Go through the data below and gather each line containing "JSON".

──────── Data to examine

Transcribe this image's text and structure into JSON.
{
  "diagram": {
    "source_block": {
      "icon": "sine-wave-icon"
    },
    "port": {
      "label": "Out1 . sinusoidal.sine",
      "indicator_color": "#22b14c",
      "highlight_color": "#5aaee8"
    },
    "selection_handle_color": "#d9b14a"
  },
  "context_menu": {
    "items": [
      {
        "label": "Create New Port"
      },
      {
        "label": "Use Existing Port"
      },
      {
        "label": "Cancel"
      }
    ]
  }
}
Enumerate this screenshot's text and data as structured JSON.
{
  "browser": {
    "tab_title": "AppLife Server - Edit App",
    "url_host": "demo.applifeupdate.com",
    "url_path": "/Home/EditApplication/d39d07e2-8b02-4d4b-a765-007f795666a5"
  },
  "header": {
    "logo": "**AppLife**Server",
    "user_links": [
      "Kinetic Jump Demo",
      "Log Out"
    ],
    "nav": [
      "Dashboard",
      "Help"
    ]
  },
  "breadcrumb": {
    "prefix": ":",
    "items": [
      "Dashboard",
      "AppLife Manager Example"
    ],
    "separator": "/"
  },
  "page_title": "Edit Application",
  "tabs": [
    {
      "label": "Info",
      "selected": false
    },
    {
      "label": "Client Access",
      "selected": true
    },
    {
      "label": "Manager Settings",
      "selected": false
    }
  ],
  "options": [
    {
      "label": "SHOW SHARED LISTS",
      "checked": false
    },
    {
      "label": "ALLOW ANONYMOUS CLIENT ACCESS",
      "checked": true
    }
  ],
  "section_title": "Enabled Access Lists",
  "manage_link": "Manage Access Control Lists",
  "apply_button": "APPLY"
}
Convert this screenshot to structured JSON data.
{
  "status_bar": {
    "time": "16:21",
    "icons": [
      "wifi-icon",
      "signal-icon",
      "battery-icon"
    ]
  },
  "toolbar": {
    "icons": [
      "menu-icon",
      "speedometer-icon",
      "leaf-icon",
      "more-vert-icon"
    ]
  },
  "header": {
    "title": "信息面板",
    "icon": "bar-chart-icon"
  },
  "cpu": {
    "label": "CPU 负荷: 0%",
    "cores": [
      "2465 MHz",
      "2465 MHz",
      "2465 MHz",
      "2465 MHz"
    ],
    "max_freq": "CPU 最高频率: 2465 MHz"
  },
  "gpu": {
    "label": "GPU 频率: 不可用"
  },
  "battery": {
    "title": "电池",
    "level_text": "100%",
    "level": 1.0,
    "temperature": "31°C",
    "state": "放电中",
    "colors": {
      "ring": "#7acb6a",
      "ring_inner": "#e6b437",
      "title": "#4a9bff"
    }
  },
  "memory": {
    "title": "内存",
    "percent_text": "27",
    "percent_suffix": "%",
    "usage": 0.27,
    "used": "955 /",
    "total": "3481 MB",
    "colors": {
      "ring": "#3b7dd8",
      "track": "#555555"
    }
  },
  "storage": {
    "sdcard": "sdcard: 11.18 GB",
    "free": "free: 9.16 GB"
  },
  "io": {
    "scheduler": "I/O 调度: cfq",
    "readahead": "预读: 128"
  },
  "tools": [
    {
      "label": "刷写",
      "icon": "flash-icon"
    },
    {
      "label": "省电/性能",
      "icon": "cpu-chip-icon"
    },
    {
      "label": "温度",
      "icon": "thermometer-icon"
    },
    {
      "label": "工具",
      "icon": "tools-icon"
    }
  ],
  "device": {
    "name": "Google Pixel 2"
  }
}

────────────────

## Answer for this exercise
Transcribe this image's text and structure into JSON.
Enumerate this screenshot's text and data as structured JSON.
Convert this screenshot to structured JSON data.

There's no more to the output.